Buyers reflected on what about the business has changed permanently as a result of the pandemic.
Photo Illustration: Trent Joaquin

As part of Adweek’s Year in Review coverage, we asked many of the industry’s top executives to look back on 2020 and reflect on the biggest things they’ve learned since the pandemic, what about the business has changed permanently because of Covid-19 and how their approach to their job has changed as a result of this year’s events.

Earlier this week, we shared insights on those topics from the television execs who oversee broadcast, cable and streaming outlets, as well as TV ad sales chiefs. Today, we asked buyers to talk about how Covid-19 has changed the business. (Next, we’ll also hear from analysts about the same topic.) Here’s what they had to say:

What’s the biggest thing you’ve learned since the pandemic?

Dani Benowitz, U.S. president, Magna: The turbulence caused by the pandemic definitely yielded a lot of learnings, and I can think of two key ones. One is that you have to get used to the idea that nothing is certain anymore and you can’t count on previous plans to carry out as you thought they would. We were already in a fast-paced world, and now the world can change on a dime even quicker, and it did; we saw it happen. Another big learning is we’ve experienced what true partnership really means. We saw partners across all media channels stand up and offer help to our clients, even in extreme uncertainty. And we saw some that did not respond with the same level of flexibility. The cream really rises to the top. It’s nice when collaboration and standing up for one another shines through uncertain times.

Geoffrey Calabrese, chief investment officer, Omnicom Media Group: It’s hard to narrow it down to just one, so let me share the two that stand out as equally significant:

It pays to act as if tomorrow is today—the pandemic has shown that the future was much closer than we thought. It triggered shifts in consumption habits that ordinarily would have taken years and transformed many of our clients’ business models, making it clear that agencies have to build their offer around the assumption that tomorrow is today. Taking that approach is the reason OMG was able to pivot so quickly and effectively when the crisis hit.

Crisis is the ultimate test of a partnership—the word partnership is used daily in our industry, and prior to the pandemic I probably used that word too loosely. I say this because the pandemic revealed the difference between partners and vendors. When the country shut down, we all had to deal with the ramifications of the pandemic and the impact it was having on our clients’ business. We learned that partners were the ones willing to work with us hand in hand to help our clients, while vendors dismissed the reality we were all facing and dug in their heels. The work with our partners was uplifting, and I can wholeheartedly say that it won’t be forgotten.

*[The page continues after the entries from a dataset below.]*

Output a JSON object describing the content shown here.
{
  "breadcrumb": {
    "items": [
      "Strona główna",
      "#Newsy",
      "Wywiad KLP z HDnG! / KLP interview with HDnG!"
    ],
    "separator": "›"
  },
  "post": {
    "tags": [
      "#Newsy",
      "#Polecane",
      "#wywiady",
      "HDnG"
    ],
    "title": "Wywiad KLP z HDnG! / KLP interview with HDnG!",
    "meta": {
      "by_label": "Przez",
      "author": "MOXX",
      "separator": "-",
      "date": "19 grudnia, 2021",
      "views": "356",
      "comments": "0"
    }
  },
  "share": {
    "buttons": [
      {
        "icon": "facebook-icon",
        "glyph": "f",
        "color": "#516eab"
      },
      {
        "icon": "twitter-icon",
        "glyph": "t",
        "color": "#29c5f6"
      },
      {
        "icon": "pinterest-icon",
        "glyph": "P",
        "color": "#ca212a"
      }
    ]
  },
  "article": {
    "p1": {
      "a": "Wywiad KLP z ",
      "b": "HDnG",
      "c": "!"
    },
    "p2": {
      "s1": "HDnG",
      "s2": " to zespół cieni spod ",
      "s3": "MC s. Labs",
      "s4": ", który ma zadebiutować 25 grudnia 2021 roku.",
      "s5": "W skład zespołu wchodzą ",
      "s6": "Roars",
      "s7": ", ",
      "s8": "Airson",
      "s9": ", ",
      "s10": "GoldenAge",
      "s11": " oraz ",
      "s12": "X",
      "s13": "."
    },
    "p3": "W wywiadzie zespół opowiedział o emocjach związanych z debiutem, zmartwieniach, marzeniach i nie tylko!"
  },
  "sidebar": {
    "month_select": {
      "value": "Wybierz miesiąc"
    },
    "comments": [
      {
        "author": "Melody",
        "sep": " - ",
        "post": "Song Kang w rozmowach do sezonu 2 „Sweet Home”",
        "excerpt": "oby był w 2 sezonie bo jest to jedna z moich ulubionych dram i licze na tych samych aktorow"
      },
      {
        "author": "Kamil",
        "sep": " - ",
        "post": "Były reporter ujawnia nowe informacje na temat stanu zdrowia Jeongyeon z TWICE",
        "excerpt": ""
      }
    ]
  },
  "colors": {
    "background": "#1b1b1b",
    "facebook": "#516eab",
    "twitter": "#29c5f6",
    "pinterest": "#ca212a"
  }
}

Dave Campanelli, co-chief investment officer, Horizon Media: The biggest thing I’ve learned, from a work/career perspective, is that I am extremely lucky to be working for the agency I am, with the people I am and with the clients I work for.  Everyone I’ve come into contact with has handled this situation in such an empathic and professional way. We’ve been able to move mountains for our clients, but at the same time we have taken care of each other personally. It’s been really impressive.

As the outbreak upends timelines and traditions, could this also prove to be a turning point?